[Start of Attachment]

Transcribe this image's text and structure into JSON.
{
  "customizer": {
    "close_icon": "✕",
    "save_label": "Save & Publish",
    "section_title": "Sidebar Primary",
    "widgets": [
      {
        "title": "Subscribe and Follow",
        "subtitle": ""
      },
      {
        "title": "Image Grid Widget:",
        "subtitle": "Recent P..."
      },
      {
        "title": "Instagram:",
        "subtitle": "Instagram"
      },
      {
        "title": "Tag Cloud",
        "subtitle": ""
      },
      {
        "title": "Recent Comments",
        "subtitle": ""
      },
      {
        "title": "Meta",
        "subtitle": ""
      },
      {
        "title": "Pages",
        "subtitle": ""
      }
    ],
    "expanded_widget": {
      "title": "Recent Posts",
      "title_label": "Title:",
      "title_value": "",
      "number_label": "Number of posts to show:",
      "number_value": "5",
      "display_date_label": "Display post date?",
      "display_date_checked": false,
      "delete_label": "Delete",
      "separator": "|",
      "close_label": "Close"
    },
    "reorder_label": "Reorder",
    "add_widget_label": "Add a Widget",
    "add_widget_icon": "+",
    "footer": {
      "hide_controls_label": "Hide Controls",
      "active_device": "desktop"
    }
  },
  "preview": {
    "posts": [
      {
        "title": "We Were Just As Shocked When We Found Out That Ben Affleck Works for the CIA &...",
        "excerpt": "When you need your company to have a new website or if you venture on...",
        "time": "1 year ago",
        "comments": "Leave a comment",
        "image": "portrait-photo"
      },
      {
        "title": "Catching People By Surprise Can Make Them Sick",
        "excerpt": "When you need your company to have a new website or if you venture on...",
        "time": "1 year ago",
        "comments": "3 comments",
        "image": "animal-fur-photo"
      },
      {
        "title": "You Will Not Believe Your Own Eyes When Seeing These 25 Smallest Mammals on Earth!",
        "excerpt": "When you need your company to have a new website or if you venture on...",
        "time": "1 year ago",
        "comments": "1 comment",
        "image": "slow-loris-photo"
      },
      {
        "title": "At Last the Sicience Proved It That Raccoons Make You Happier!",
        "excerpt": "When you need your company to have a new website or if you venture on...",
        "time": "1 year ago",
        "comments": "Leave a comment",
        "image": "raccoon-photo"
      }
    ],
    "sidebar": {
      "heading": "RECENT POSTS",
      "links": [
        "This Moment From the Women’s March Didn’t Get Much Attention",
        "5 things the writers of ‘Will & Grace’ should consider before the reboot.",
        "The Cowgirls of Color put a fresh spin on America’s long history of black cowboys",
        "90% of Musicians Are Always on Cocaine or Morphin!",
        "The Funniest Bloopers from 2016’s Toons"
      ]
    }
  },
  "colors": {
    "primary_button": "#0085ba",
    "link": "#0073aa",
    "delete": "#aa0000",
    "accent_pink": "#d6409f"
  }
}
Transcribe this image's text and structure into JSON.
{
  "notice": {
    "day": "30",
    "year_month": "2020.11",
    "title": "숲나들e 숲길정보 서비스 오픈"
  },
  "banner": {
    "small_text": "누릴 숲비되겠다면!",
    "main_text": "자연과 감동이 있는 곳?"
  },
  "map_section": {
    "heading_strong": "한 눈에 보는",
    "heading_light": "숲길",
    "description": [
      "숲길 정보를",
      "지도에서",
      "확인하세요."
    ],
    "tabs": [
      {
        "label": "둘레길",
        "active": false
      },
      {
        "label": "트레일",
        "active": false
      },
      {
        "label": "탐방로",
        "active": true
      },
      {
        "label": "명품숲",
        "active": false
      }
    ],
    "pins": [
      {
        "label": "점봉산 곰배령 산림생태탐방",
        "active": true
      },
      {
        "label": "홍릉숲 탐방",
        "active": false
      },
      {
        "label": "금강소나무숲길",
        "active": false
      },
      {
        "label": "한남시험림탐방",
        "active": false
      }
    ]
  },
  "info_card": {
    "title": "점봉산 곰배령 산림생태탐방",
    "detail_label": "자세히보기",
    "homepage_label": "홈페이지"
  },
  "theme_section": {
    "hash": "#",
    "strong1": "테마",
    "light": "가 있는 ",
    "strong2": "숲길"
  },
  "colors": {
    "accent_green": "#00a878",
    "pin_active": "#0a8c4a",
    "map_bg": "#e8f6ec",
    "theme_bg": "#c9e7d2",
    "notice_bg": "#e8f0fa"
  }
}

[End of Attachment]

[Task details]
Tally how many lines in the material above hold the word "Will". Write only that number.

[Expected answer]
2